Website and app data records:

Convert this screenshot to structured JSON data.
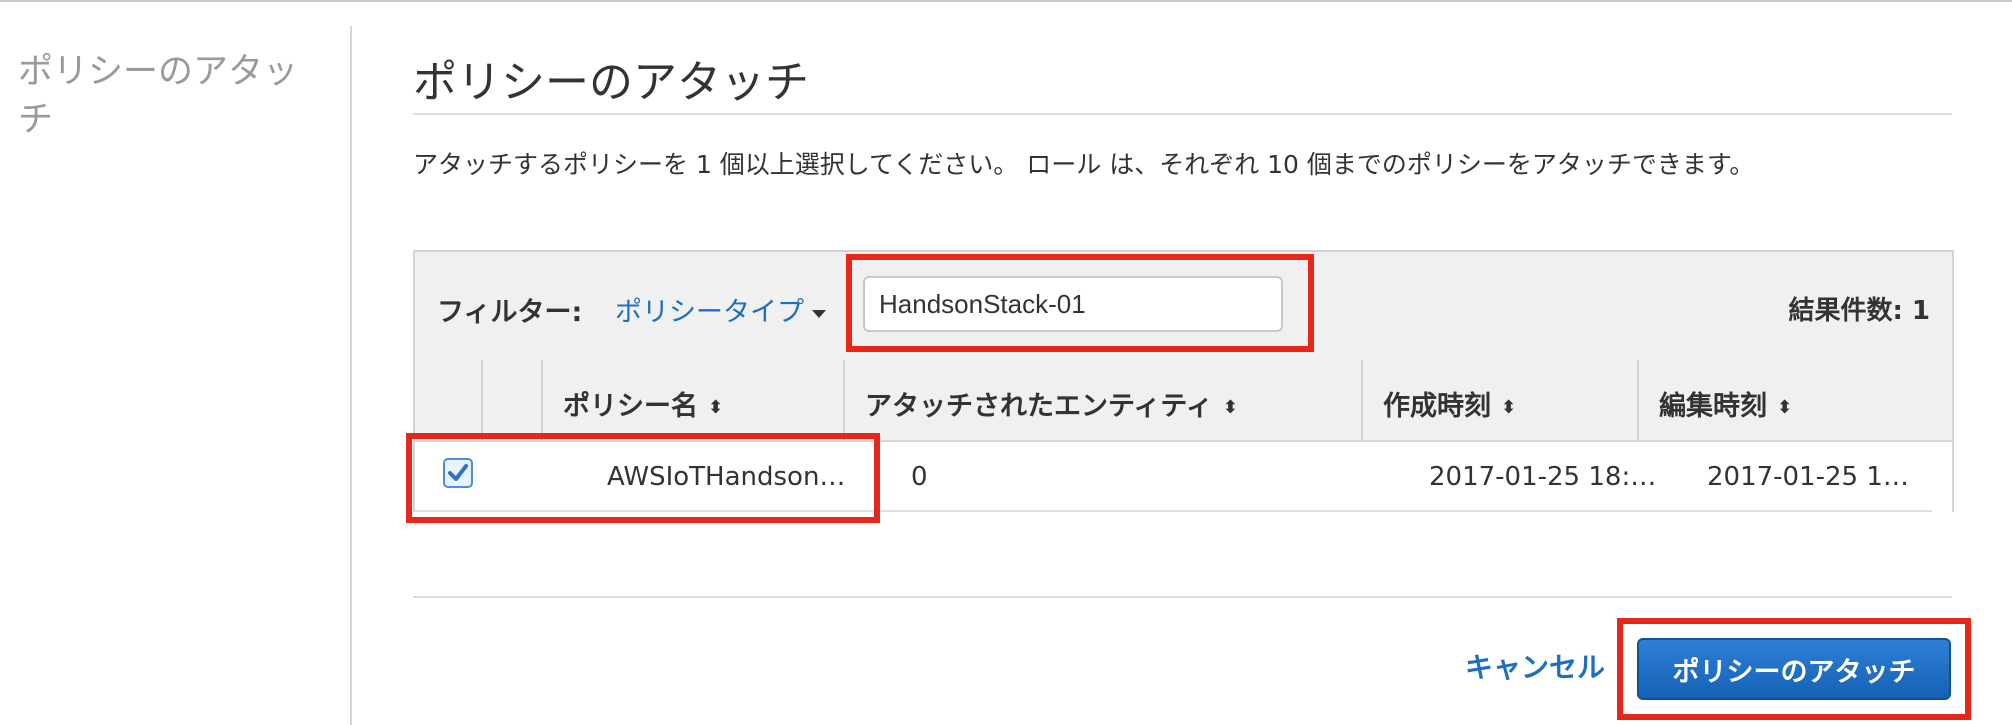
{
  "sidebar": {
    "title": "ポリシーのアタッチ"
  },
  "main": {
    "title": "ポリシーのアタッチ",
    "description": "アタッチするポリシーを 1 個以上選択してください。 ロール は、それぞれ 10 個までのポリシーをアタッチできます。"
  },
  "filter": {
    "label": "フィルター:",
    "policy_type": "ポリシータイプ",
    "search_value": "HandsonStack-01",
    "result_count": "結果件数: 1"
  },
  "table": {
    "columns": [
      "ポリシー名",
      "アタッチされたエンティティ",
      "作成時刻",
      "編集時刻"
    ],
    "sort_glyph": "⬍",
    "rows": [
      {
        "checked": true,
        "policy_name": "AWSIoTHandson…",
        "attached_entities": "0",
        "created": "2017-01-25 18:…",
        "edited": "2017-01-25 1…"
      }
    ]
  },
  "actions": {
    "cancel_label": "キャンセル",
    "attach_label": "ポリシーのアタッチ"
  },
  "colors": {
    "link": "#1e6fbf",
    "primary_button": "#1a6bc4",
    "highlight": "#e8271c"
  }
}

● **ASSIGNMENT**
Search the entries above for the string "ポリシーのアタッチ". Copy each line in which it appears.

● **ANSWER BOX**
    "title": "ポリシーのアタッチ"
    "title": "ポリシーのアタッチ",
    "attach_label": "ポリシーのアタッチ"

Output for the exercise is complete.